Nov 15 2006
By Mary Orndorff
Sen. Richard Shelby, concerned that more public companies are avoiding American capital markets because the 4-year-old corporate governance law is too burdensome, said Tuesday that Congress may not be willing to loosen the law's grip and could instead leave the issue to the Securities and Exchange Commission.
Shelby, the outgoing chairman of the Senate banking committee, initially supported the sweeping Sarbanes-Oxley law to combat corporate fraud but now believes it is chasing new business away from Wall Street and into friendlier regulatory territory like London.
"It was passed in the heat of a lot of corporate scandals and accounting scandals and I supported it. But it's like any piece of legislation that is far reaching - a lot of times you don't know the cost and the consequences," Shelby said Tuesday in an interview on Capitol Hill.
Shelby, an Alabama Republican, said he thinks portions of the law should be "tweaked" but not fully repealed. The law, named for its two congressional sponsors, passed after massive fraud was uncovered at companies such as Enron and WorldCom.
"I don't think we ought to water down anything that is working, but we ought to look at the root causes as to why we're losing out to London right now," Shelby said. "That is not a good trend. If Sarbanes-Oxley is part and parcel of that, that should first be a concern of the SEC and then us, working with the SEC."
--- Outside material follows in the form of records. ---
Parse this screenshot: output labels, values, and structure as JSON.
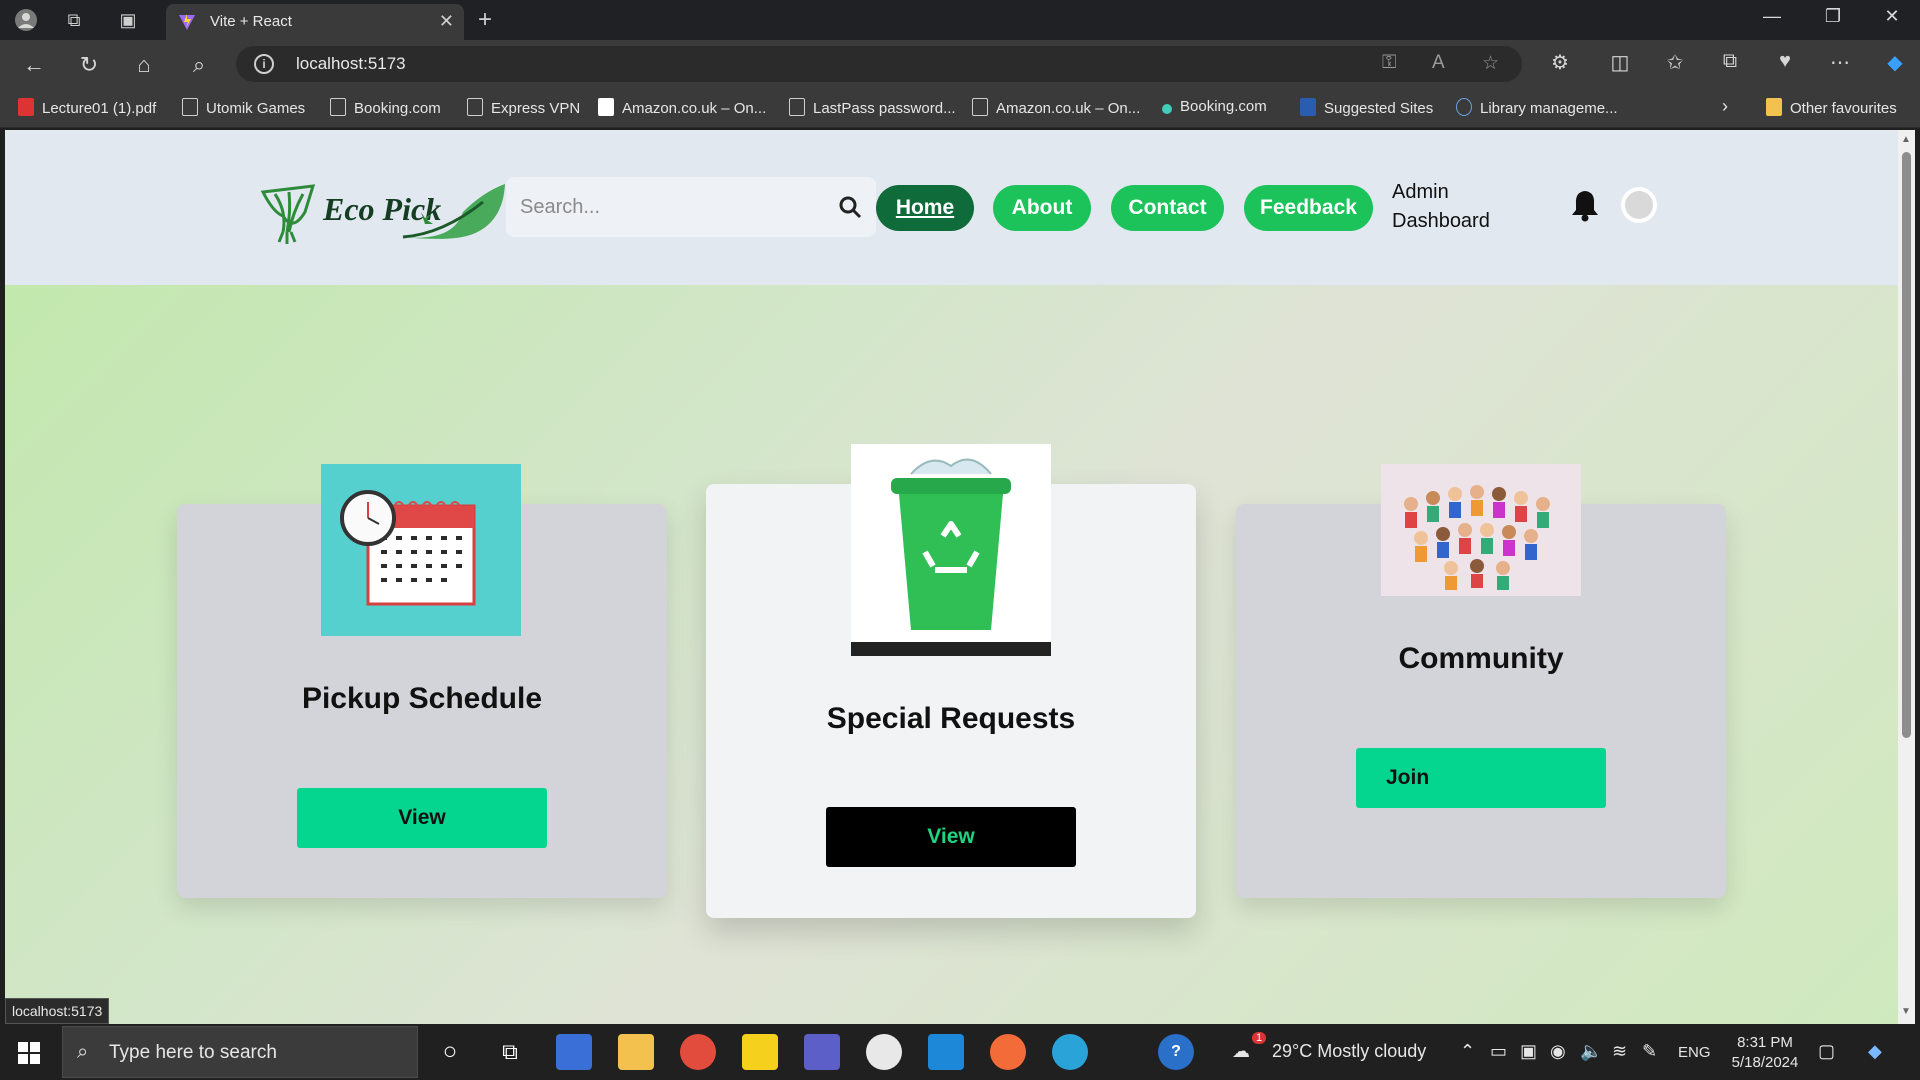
{
  "browser": {
    "tab_title": "Vite + React",
    "url": "localhost:5173",
    "bookmarks": [
      "Lecture01 (1).pdf",
      "Utomik Games",
      "Booking.com",
      "Express VPN",
      "Amazon.co.uk – On...",
      "LastPass password...",
      "Amazon.co.uk – On...",
      "Booking.com",
      "Suggested Sites",
      "Library manageme..."
    ],
    "other_favourites": "Other favourites",
    "status_url": "localhost:5173"
  },
  "header": {
    "logo_text": "Eco Pick",
    "search_placeholder": "Search...",
    "nav": [
      "Home",
      "About",
      "Contact",
      "Feedback"
    ],
    "admin_line1": "Admin",
    "admin_line2": "Dashboard"
  },
  "cards": [
    {
      "title": "Pickup Schedule",
      "button": "View"
    },
    {
      "title": "Special Requests",
      "button": "View"
    },
    {
      "title": "Community",
      "button": "Join"
    }
  ],
  "taskbar": {
    "search_placeholder": "Type here to search",
    "weather": "29°C  Mostly cloudy",
    "lang": "ENG",
    "time": "8:31 PM",
    "date": "5/18/2024",
    "weather_badge": "1"
  },
  "colors": {
    "nav_green": "#1cc25a",
    "nav_active": "#106b3a",
    "button_teal": "#05d68f",
    "button_dark": "#000000"
  }
}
Although some leading Democrats agree with Shelby that the law is too onerous and expensive, Shelby's replacement on the Senate committee was skeptical. Sen. Christopher Dodd, D-Conn., told reporters Tuesday morning that he was willing to listen to the concerns of the business community about the extra costs of auditors and lawyers to stay in compliance.
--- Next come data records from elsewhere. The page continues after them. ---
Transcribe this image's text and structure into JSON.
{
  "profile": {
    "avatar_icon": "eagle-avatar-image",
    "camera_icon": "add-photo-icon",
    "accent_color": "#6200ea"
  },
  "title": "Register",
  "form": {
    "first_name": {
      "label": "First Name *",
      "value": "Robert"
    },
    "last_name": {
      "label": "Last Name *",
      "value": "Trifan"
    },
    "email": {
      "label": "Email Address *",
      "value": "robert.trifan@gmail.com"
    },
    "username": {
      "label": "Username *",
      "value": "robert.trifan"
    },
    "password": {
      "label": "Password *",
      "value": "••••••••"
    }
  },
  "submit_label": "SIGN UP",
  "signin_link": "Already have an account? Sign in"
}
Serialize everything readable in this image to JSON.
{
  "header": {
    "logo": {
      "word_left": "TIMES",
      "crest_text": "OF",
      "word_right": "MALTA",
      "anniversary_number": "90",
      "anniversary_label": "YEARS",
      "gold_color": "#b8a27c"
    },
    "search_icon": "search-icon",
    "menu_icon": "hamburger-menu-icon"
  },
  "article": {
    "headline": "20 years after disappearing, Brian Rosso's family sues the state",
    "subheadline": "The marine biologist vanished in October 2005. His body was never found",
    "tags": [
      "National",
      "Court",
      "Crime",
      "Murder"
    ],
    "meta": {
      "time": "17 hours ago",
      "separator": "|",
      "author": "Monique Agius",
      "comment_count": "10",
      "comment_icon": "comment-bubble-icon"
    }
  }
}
"But I'm not quite as convinced as others are that this is as big of a problem associated with Sarbanes-Oxley as some have suggested," Dodd said.
Shelby, sensing that legislation to weaken portions of the law may not pass a closely divided Senate, expected further congressional hearings next year.
"I have held oversight hearings on Sarbanes-Oxley each year and Senator Dodd will do this, too, because we want to see, is it something we need to do legislatively to tweak, or is it something the SEC can do administratively by rule?" Shelby said. "I think we would be foolish to try to do something rash on Sarbanes-Oxley that would probably go nowhere and secondly without the input of the SEC."
Dodd and Shelby had breakfast together Tuesday at the Capitol and said afterward they plan to cooperate on the committee's agenda next year. Dodd called Shelby his "good friend," and said Shelby was known for working with Democrats to "get things done."
"We'll be working together to do what we can to see to it in our areas of responsibility that we have cooperation where we can," Dodd said. "Where there are differences, we articulate those, but never let it separate us in our efforts to work together on behalf of the people of this country."
Shelby also said the chances of passing federal flood insurance reform by the end of the year were slim, but that the committee would try again next year. The panel passed a bill to make the program more financially sound by increasing premiums and ending subsidies for homes that are repeatedly damaged, but it stalled on the floor.